  • (c)A judgment of conviction or acquittal on the merits under the laws of any State shall be a bar to any prosecution hereunder for the same act or acts.
  • (d)Whenever, in the opinion of the Attorney General or of the appropriate officer of the Department of Justice charged by law or under the instructions of the Attorney General with authority to act, any person shall have violated this chapter, the Department shall proceed as speedily as possible with the prosecution of such person hereunder and with any appeal which may lie from any decision adverse to the Government resulting from such prosecution.
  • (e)Nothing contained in this section shall be construed to make it unlawful for any person to travel in, or use any facility of, interstate or foreign commerce for the purpose of pursuing the legitimate objectives of organized labor, through orderly and lawful means.
  • (f)Nothing in this section shall be construed as indicating an intent on the part of Congress to prevent any State, any possession or Commonwealth of the United States, or the District of Columbia, from exercising jurisdiction over any offense over which it would have jurisdiction in the absence of this section; nor shall anything in this section be construed as depriving State and local law enforcement authorities of responsibility for prosecuting acts that may be violations of this section and that are violations of State and local law.

Georgia Rioting Crimes

The following is quoted from Georgia Code § 16-11-30 – Riot

  • (a) Any two or more persons who shall do an unlawful act of violence or any other act in a violent and tumultuous manner commit the offense of riot.
  • (b) Any persons who violate subsection (a) of this Code section are guilty of a misdemeanor.

The following is quoted from Georgia Code § 16-11-31 – Inciting to Riot

  • (a) A person who with intent to riot does an act or engages in conduct which urges, counsels, or advises others to riot, at a time and place and under circumstances which produce a clear and present danger of a riot, commits the offense of inciting to riot.
  • (b) Any person who violates subsection (a) of this Code section is guilty of a misdemeanor.

If you have been arrested for rioting, inciting, conspiracy or other charges we encourage you to call our law firm.

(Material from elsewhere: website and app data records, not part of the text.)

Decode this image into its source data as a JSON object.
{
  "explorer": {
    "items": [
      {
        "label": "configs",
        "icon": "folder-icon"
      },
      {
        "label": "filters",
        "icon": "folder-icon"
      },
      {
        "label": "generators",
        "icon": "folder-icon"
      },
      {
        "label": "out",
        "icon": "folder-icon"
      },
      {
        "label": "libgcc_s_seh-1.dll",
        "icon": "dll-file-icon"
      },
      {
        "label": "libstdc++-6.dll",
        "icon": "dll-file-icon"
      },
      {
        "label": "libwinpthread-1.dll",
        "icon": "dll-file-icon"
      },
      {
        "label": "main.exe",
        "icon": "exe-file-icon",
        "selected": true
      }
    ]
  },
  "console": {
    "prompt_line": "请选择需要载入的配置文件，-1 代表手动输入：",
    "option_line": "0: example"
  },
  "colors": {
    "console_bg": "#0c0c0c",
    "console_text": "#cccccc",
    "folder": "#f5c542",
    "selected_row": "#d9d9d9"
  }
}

Our rioting defense lawyers can answer your questions, explain your predicament, and show you how to get started with your defense.


  • 1 Various, “Right to Peaceful Assembly: United States”, July 24, 2020, Available from Library of Congress
  • 2 Tabitha Njogu, “Difference Between Riot and Protest”, July 14, 2020, Available from
  • 3 Findlaw Staff, “Rioting and Inciting to Riot”, June 2, 2020, Available from Findlaw
  • 4 Various, “United States Code § 2101. Riots”, August 14, 2020, Available from
  • 5 Various, “Georgia Code § 16-11-30 – Riot”, August 1, 2020, Available from Justia
  • 6 Various, “Georgia Code § 16-11-31 – Inciting to Riot”, August 1, 2020, Available from Justia

Photo by Hasan Almasi on Unsplash

Jimmy Duncan
James Hobson is a marketing professional and author with 40 years of experience in sales, marketing, print and digital advertising. James is a frequent contributor to law firm and business blogs under the nom de plume Jimmy Duncan.